» Directions for this task: Give a verbatim quotation of every record.
════════════════════
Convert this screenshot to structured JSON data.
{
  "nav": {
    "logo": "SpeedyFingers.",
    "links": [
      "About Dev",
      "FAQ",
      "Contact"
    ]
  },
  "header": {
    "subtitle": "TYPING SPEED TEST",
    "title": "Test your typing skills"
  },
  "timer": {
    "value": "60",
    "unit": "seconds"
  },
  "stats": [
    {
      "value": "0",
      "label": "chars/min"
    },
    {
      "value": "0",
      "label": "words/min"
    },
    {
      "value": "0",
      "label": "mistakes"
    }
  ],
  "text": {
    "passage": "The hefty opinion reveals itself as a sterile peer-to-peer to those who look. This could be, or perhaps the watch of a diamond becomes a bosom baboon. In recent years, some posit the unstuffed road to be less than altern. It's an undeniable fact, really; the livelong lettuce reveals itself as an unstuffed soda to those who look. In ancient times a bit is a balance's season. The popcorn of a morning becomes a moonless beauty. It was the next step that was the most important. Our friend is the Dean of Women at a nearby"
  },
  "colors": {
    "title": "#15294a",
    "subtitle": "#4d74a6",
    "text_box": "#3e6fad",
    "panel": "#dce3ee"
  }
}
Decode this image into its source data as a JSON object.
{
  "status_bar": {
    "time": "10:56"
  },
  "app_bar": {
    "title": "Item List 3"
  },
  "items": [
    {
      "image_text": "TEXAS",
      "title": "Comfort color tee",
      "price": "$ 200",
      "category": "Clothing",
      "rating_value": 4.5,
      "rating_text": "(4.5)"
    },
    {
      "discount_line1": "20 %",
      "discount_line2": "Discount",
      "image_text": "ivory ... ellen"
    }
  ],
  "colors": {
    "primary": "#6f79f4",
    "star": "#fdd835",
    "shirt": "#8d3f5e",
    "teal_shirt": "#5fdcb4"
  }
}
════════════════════
» Exercise solution:
Convert this screenshot to structured JSON data.
{
  "nav": {
    "logo": "SpeedyFingers.",
    "links": [
      "About Dev",
      "FAQ",
      "Contact"
    ]
  },
  "header": {
    "subtitle": "TYPING SPEED TEST",
    "title": "Test your typing skills"
  },
  "timer": {
    "value": "60",
    "unit": "seconds"
  },
  "stats": [
    {
      "value": "0",
      "label": "chars/min"
    },
    {
      "value": "0",
      "label": "words/min"
    },
    {
      "value": "0",
      "label": "mistakes"
    }
  ],
  "text": {
    "passage": "The hefty opinion reveals itself as a sterile peer-to-peer to those who look. This could be, or perhaps the watch of a diamond becomes a bosom baboon. In recent years, some posit the unstuffed road to be less than altern. It's an undeniable fact, really; the livelong lettuce reveals itself as an unstuffed soda to those who look. In ancient times a bit is a balance's season. The popcorn of a morning becomes a moonless beauty. It was the next step that was the most important. Our friend is the Dean of Women at a nearby"
  },
  "colors": {
    "title": "#15294a",
    "subtitle": "#4d74a6",
    "text_box": "#3e6fad",
    "panel": "#dce3ee"
  }
}
Decode this image into its source data as a JSON object.
{
  "status_bar": {
    "time": "10:56"
  },
  "app_bar": {
    "title": "Item List 3"
  },
  "items": [
    {
      "image_text": "TEXAS",
      "title": "Comfort color tee",
      "price": "$ 200",
      "category": "Clothing",
      "rating_value": 4.5,
      "rating_text": "(4.5)"
    },
    {
      "discount_line1": "20 %",
      "discount_line2": "Discount",
      "image_text": "ivory ... ellen"
    }
  ],
  "colors": {
    "primary": "#6f79f4",
    "star": "#fdd835",
    "shirt": "#8d3f5e",
    "teal_shirt": "#5fdcb4"
  }
}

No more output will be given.